## WHAT YOU WILL DO
Print the records below exactly as they appear. Omit all pictures.

________________

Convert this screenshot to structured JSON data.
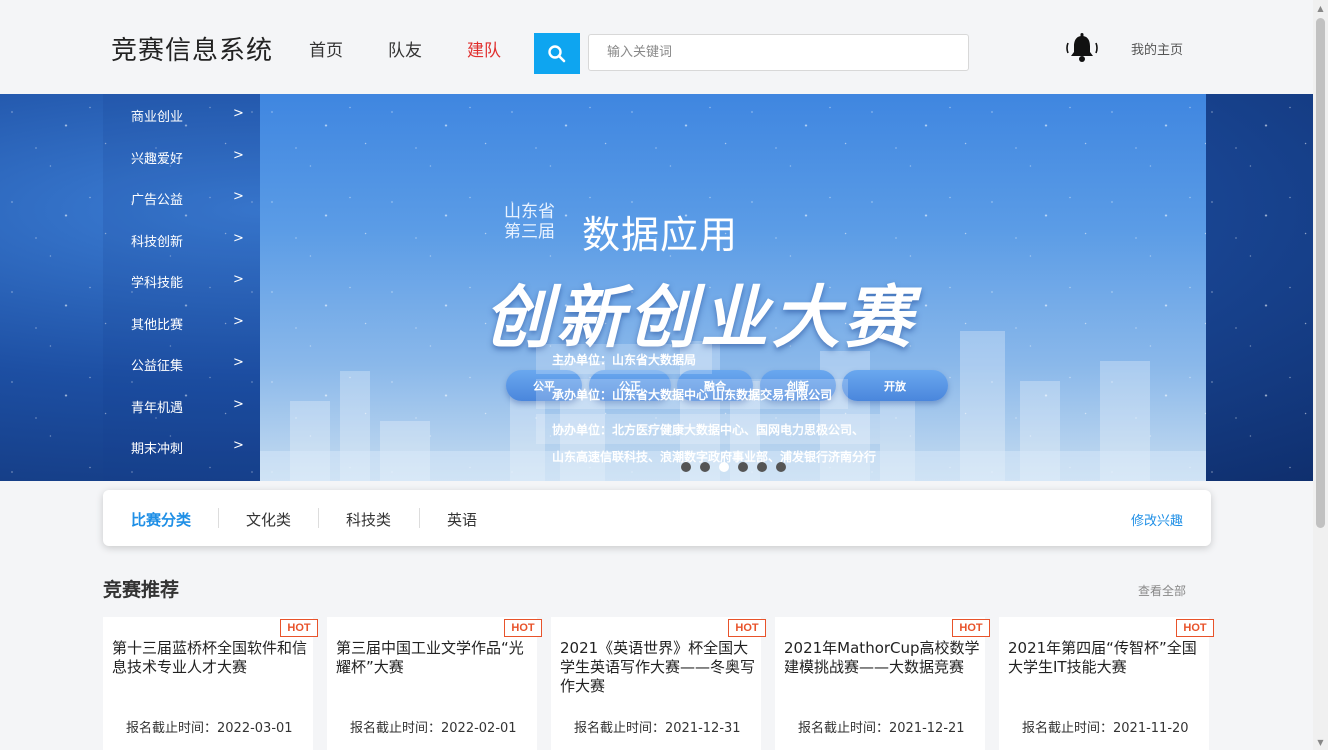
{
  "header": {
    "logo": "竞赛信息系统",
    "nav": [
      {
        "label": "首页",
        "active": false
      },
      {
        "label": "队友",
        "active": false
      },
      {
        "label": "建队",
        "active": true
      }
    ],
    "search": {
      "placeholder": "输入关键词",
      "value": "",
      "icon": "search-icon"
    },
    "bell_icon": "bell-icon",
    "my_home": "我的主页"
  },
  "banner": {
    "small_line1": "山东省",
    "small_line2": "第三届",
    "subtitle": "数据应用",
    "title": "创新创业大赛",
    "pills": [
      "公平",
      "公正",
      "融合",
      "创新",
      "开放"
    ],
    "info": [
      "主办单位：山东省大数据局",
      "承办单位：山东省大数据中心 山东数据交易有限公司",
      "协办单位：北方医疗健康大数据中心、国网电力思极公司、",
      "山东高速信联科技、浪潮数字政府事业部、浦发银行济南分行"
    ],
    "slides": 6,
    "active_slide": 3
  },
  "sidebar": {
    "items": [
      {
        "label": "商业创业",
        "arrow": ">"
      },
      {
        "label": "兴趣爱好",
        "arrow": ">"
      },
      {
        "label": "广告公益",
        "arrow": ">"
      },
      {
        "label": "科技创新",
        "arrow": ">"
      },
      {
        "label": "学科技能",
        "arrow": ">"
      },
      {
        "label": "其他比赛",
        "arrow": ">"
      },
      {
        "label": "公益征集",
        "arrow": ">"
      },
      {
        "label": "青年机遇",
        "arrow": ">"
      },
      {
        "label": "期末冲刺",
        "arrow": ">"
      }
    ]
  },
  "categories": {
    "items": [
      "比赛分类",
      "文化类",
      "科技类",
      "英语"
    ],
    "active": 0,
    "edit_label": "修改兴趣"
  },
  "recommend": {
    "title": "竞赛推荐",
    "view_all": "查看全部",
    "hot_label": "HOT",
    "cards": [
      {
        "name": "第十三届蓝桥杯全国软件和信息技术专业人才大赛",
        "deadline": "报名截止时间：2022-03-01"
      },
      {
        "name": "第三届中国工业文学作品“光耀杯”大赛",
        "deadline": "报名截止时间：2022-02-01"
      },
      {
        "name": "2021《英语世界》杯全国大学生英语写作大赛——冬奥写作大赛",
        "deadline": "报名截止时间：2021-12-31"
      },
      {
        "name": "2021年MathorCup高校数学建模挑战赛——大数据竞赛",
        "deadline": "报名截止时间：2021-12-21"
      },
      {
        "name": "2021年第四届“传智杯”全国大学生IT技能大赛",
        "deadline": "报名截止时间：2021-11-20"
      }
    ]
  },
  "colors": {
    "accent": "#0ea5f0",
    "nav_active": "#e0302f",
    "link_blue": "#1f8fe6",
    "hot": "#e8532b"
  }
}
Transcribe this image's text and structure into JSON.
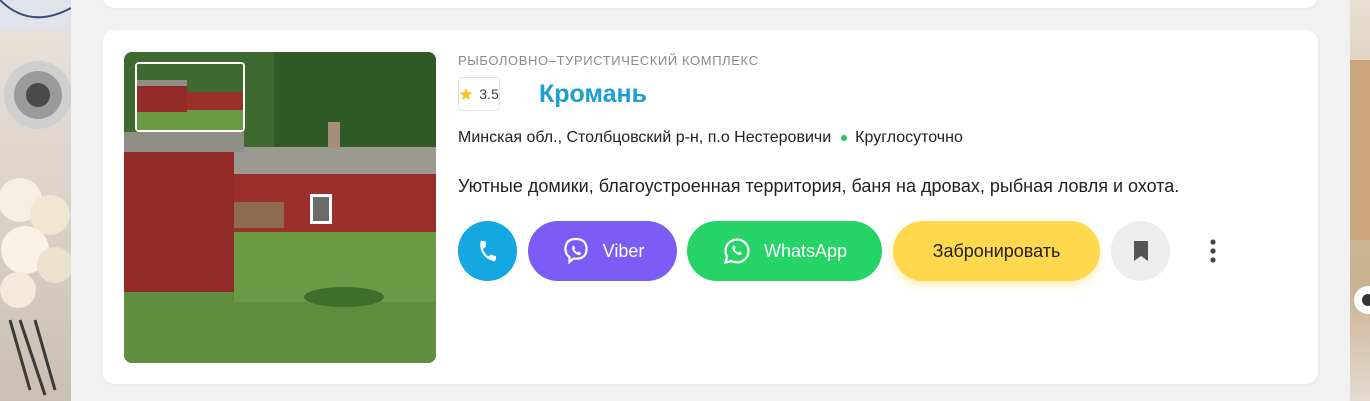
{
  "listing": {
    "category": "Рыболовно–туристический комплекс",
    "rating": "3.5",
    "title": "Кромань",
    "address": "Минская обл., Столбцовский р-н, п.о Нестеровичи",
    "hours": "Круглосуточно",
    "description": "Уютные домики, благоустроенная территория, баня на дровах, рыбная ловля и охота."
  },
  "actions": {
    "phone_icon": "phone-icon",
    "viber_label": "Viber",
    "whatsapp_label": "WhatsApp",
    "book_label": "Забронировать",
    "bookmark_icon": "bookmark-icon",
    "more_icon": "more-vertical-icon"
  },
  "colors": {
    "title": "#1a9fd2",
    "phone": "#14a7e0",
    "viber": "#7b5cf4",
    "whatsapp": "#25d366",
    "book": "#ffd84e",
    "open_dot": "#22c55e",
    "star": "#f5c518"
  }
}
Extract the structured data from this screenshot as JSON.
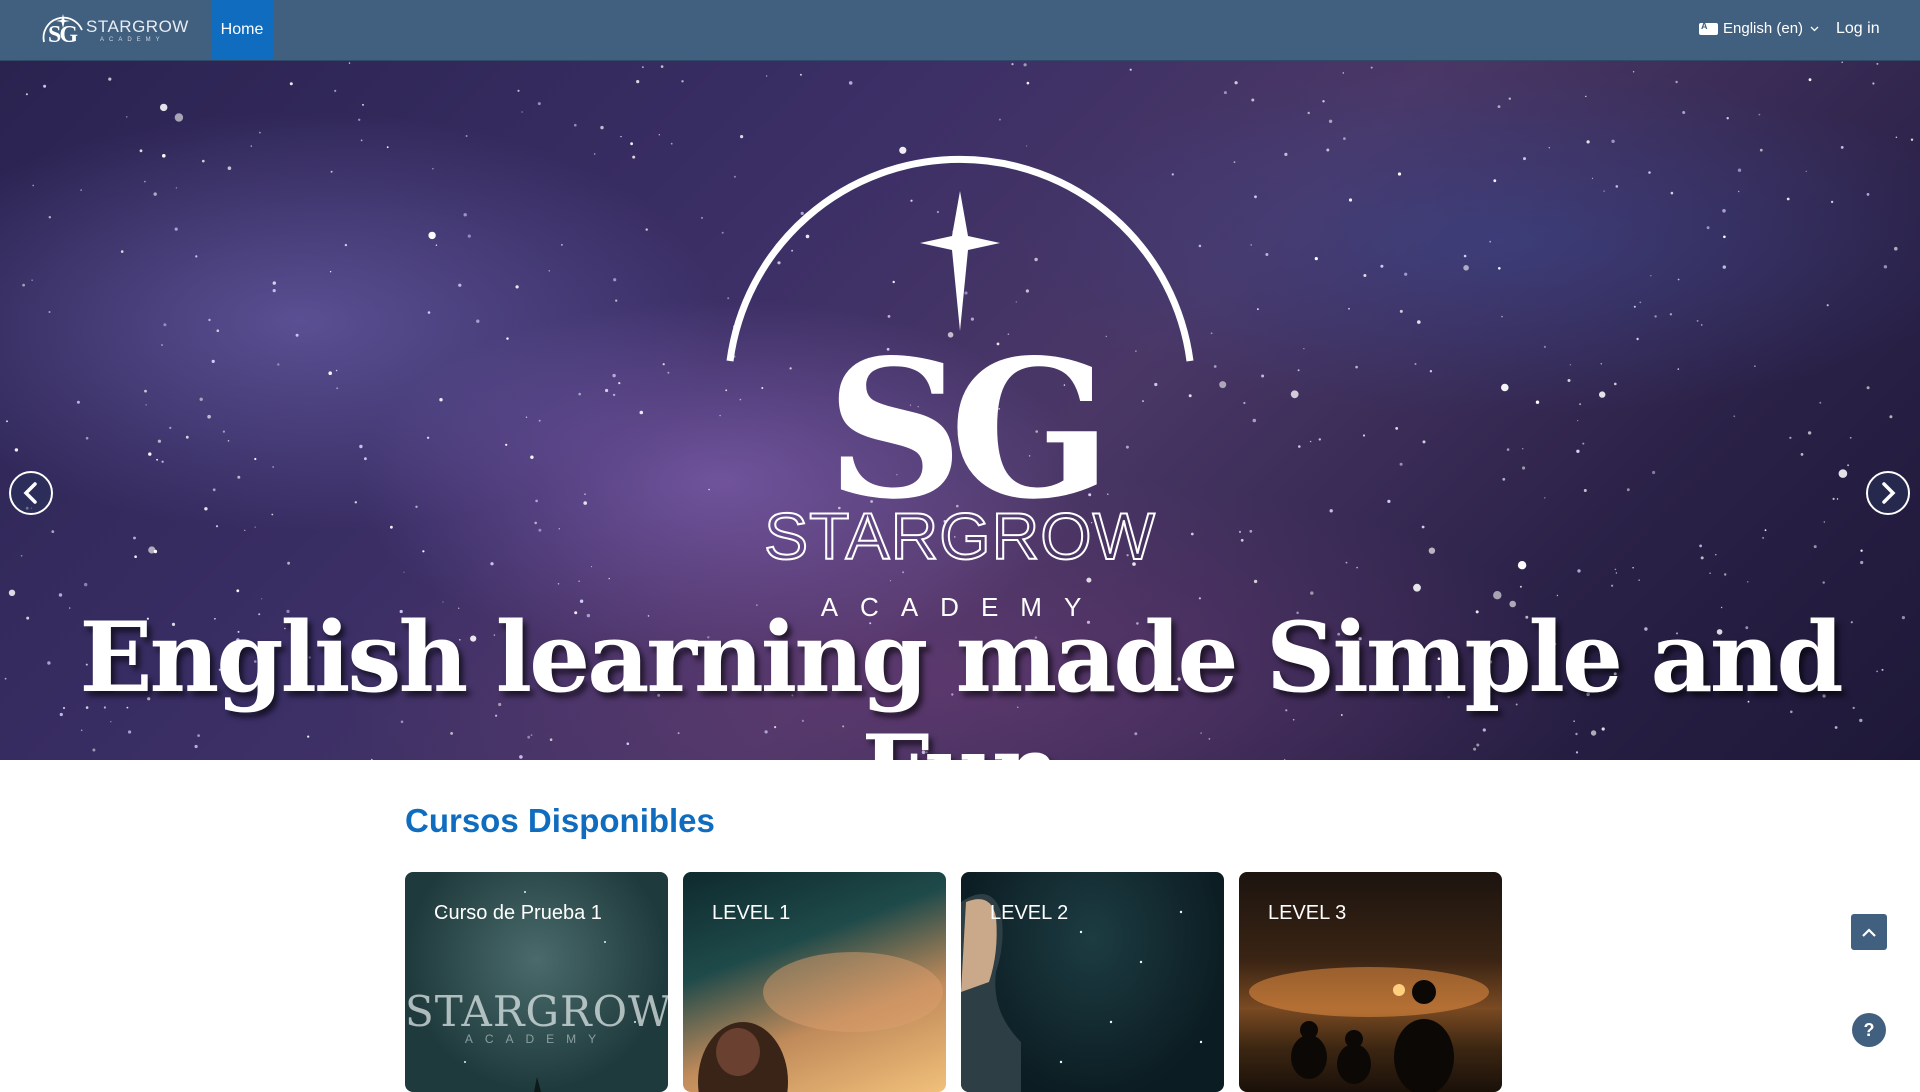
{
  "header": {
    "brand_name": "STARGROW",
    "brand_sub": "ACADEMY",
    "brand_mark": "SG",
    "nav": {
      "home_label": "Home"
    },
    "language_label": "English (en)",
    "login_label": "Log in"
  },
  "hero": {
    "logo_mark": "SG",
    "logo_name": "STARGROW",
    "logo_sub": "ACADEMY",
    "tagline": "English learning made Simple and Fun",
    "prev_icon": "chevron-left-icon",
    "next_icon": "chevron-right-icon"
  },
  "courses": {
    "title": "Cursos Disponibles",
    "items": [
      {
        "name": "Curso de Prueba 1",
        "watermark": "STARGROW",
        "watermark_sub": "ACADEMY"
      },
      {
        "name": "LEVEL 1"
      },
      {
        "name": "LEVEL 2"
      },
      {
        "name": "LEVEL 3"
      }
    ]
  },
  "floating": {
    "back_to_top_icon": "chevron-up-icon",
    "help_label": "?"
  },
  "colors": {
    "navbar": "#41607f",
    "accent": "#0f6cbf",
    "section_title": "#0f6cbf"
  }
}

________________

## ANSWER FOR THE TASK
Convert this screenshot to structured JSON data.
{
  "header": {
    "logo": "竞赛信息系统",
    "nav": [
      {
        "label": "首页",
        "active": false
      },
      {
        "label": "队友",
        "active": false
      },
      {
        "label": "建队",
        "active": true
      }
    ],
    "search": {
      "placeholder": "输入关键词",
      "value": "",
      "icon": "search-icon"
    },
    "bell_icon": "bell-icon",
    "my_home": "我的主页"
  },
  "banner": {
    "small_line1": "山东省",
    "small_line2": "第三届",
    "subtitle": "数据应用",
    "title": "创新创业大赛",
    "pills": [
      "公平",
      "公正",
      "融合",
      "创新",
      "开放"
    ],
    "info": [
      "主办单位：山东省大数据局",
      "承办单位：山东省大数据中心 山东数据交易有限公司",
      "协办单位：北方医疗健康大数据中心、国网电力思极公司、",
      "山东高速信联科技、浪潮数字政府事业部、浦发银行济南分行"
    ],
    "slides": 6,
    "active_slide": 3
  },
  "sidebar": {
    "items": [
      {
        "label": "商业创业",
        "arrow": ">"
      },
      {
        "label": "兴趣爱好",
        "arrow": ">"
      },
      {
        "label": "广告公益",
        "arrow": ">"
      },
      {
        "label": "科技创新",
        "arrow": ">"
      },
      {
        "label": "学科技能",
        "arrow": ">"
      },
      {
        "label": "其他比赛",
        "arrow": ">"
      },
      {
        "label": "公益征集",
        "arrow": ">"
      },
      {
        "label": "青年机遇",
        "arrow": ">"
      },
      {
        "label": "期末冲刺",
        "arrow": ">"
      }
    ]
  },
  "categories": {
    "items": [
      "比赛分类",
      "文化类",
      "科技类",
      "英语"
    ],
    "active": 0,
    "edit_label": "修改兴趣"
  },
  "recommend": {
    "title": "竞赛推荐",
    "view_all": "查看全部",
    "hot_label": "HOT",
    "cards": [
      {
        "name": "第十三届蓝桥杯全国软件和信息技术专业人才大赛",
        "deadline": "报名截止时间：2022-03-01"
      },
      {
        "name": "第三届中国工业文学作品“光耀杯”大赛",
        "deadline": "报名截止时间：2022-02-01"
      },
      {
        "name": "2021《英语世界》杯全国大学生英语写作大赛——冬奥写作大赛",
        "deadline": "报名截止时间：2021-12-31"
      },
      {
        "name": "2021年MathorCup高校数学建模挑战赛——大数据竞赛",
        "deadline": "报名截止时间：2021-12-21"
      },
      {
        "name": "2021年第四届“传智杯”全国大学生IT技能大赛",
        "deadline": "报名截止时间：2021-11-20"
      }
    ]
  },
  "colors": {
    "accent": "#0ea5f0",
    "nav_active": "#e0302f",
    "link_blue": "#1f8fe6",
    "hot": "#e8532b"
  }
}
Transcribe this image's text and structure into JSON.
{
  "listing": {
    "category": "Рыболовно–туристический комплекс",
    "rating": "3.5",
    "title": "Кромань",
    "address": "Минская обл., Столбцовский р-н, п.о Нестеровичи",
    "hours": "Круглосуточно",
    "description": "Уютные домики, благоустроенная территория, баня на дровах, рыбная ловля и охота."
  },
  "actions": {
    "phone_icon": "phone-icon",
    "viber_label": "Viber",
    "whatsapp_label": "WhatsApp",
    "book_label": "Забронировать",
    "bookmark_icon": "bookmark-icon",
    "more_icon": "more-vertical-icon"
  },
  "colors": {
    "title": "#1a9fd2",
    "phone": "#14a7e0",
    "viber": "#7b5cf4",
    "whatsapp": "#25d366",
    "book": "#ffd84e",
    "open_dot": "#22c55e",
    "star": "#f5c518"
  }
}
Extract the structured data from this screenshot as JSON.
{
  "header": {
    "brand_name": "STARGROW",
    "brand_sub": "ACADEMY",
    "brand_mark": "SG",
    "nav": {
      "home_label": "Home"
    },
    "language_label": "English (en)",
    "login_label": "Log in"
  },
  "hero": {
    "logo_mark": "SG",
    "logo_name": "STARGROW",
    "logo_sub": "ACADEMY",
    "tagline": "English learning made Simple and Fun",
    "prev_icon": "chevron-left-icon",
    "next_icon": "chevron-right-icon"
  },
  "courses": {
    "title": "Cursos Disponibles",
    "items": [
      {
        "name": "Curso de Prueba 1",
        "watermark": "STARGROW",
        "watermark_sub": "ACADEMY"
      },
      {
        "name": "LEVEL 1"
      },
      {
        "name": "LEVEL 2"
      },
      {
        "name": "LEVEL 3"
      }
    ]
  },
  "floating": {
    "back_to_top_icon": "chevron-up-icon",
    "help_label": "?"
  },
  "colors": {
    "navbar": "#41607f",
    "accent": "#0f6cbf",
    "section_title": "#0f6cbf"
  }
}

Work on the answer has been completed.